 Either way, we are both talking to ourselves, in a sense, only I recognize that my inner dialogue is only a monologue, while they think their inner monologue is really a dialogue. Nevertheless, for both of us, our thoughts are alive, active, and real, even if they may not be that way to anyone else. Yet because I know I do not know what my thoughts are, where they come from, or where and if they go, the fact that I had a thought of someone and hoped for them to get better, is to me the same as the believer who prays for a God for someone in the same hopes.

I do not think my thoughts will help that person but by the same token they will not hurt them either.On the other hand, my thoughts are real to me, and can therefore do me harm. So I treat my thoughts of others as I would wish the thought of me to be treated by others.  To respect someone in deed and thought, then, is what I mean by prayer. In this sense, I think the believer and the atheist both pray in exactly the same way, and perhaps even to the same God.
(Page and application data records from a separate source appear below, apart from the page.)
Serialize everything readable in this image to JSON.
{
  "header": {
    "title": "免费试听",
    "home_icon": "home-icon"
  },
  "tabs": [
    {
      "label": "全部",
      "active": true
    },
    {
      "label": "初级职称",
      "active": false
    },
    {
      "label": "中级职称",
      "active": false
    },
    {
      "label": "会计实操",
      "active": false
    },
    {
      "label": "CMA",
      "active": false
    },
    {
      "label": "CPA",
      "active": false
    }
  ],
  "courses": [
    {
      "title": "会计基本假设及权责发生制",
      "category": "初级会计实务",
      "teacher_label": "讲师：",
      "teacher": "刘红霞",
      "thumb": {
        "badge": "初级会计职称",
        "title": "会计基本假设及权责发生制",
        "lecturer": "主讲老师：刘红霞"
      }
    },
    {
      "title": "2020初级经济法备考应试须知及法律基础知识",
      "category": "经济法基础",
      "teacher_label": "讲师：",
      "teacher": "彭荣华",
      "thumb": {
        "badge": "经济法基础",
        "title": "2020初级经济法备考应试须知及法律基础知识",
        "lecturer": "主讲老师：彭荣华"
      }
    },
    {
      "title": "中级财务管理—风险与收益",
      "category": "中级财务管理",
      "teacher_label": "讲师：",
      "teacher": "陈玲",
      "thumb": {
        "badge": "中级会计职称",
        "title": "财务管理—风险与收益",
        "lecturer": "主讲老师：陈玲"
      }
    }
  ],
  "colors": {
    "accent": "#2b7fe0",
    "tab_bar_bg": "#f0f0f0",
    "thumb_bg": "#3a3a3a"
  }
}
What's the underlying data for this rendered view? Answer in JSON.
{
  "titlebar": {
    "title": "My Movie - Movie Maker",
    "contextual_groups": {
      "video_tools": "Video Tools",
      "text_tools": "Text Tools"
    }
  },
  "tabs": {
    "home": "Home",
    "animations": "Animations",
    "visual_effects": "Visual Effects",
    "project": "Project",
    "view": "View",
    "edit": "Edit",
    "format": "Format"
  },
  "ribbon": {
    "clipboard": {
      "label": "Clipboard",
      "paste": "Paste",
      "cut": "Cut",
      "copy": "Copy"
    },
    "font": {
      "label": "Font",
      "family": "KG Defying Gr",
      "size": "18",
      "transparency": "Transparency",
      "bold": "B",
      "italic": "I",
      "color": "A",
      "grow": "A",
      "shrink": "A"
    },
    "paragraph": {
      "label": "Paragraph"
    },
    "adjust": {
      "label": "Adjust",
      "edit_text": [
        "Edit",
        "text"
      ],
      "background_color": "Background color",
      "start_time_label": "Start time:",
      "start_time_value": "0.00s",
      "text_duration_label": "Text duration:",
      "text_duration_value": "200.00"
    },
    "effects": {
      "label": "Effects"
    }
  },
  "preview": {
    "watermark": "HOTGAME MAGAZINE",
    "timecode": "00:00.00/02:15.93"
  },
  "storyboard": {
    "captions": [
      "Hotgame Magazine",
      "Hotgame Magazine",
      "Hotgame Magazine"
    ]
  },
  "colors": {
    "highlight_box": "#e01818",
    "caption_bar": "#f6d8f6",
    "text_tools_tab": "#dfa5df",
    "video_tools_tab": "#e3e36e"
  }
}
Baptismal Castration

Catholics believe that everyone is born with the stain of original sin. They also claim that all life is a gift from god. Hence, life is li...